If you’re having trouble with chipmunk populations, there are some methods you can use.
One of these methods is preventing their entry by sealing off entry points to buildings, gardens, and other areas they frequent.
Another method is by trapping them and relocating them to a new area. It’s necessary to use humane live traps to prevent harming animals.
Once caught, release the chipmunks in a suitable habitat five miles from their original location.
You can also use safe repellents such as predator urine spray or chili pepper spray to keep them off certain areas.
While it’s understandable to want to control chipmunk populations, we should consider the impacts of these actions.
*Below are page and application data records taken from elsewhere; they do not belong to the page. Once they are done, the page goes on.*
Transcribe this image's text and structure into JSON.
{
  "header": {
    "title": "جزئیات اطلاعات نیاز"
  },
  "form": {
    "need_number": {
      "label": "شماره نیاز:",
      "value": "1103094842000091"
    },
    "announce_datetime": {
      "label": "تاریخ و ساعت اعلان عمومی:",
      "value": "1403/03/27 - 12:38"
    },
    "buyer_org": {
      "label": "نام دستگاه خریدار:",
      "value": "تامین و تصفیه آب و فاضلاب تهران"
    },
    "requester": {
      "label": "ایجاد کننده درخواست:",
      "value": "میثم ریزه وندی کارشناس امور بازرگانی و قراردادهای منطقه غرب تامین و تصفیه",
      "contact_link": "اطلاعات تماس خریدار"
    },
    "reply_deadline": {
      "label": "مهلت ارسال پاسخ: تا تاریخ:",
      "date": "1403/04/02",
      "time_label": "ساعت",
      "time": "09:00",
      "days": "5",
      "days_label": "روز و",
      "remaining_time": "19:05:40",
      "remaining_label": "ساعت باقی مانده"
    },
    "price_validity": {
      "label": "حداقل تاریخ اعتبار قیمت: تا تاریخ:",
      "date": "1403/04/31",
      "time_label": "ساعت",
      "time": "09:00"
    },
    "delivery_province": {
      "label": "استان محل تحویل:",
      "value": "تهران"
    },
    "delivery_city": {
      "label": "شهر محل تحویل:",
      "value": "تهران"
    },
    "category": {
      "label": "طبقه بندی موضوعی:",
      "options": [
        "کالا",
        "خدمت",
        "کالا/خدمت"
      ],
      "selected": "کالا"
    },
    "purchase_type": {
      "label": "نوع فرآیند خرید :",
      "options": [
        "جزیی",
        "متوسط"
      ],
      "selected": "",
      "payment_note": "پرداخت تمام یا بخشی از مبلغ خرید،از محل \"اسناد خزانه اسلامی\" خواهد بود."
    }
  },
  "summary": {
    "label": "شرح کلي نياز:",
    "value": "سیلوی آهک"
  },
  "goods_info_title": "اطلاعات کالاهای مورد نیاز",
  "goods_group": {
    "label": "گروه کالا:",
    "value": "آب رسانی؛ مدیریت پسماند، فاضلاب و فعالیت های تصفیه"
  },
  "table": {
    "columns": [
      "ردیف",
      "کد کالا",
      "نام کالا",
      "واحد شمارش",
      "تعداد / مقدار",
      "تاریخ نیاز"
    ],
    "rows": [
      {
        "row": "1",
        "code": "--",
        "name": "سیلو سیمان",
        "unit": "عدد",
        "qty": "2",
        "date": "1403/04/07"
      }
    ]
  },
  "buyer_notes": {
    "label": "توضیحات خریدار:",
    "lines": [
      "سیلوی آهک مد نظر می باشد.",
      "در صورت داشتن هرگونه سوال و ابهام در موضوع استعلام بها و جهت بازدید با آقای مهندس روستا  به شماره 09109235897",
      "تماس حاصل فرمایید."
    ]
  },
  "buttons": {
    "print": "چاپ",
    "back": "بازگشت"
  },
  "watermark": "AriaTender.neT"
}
Wildlife is a vital part of the ecosystem, so it’s essential to approach population control with care and consideration.
For instance, trapping and exclusion can cause them stress and limit their resources. On the other hand, using repellents can have unintended effects on other animals and the environment.
Chipmunks may be tiny, but they play a big role as seed dispersers and prey for larger animals.
Keeping chipmunks as pets can be rewarding, but demands proper care and attention. Additionally, they can be fun to watch and provide a source of entertainment for humans.
However, chipmunks can cause damage to gardens, crops, and property. They can also spread diseases to other humans and other animals.
While controlling chipmunk populations may be necessary, it’s important to consider the implications and the potential impacts on the environment.
Ben has a bachelor’s degree in construction engineering. When not constructing or remodeling X-Ray Rooms, Cardiovascular Labs, and Pharmacies, you can find him at home with wife and two daughters. Outside of family, He loves grilling and barbequing on his Big Green Egg and Blackstone Griddle, as well as working on projects around the house.
If you want more backyard tips including recipes, how-tos and more, make sure you subscribe to my youtube channel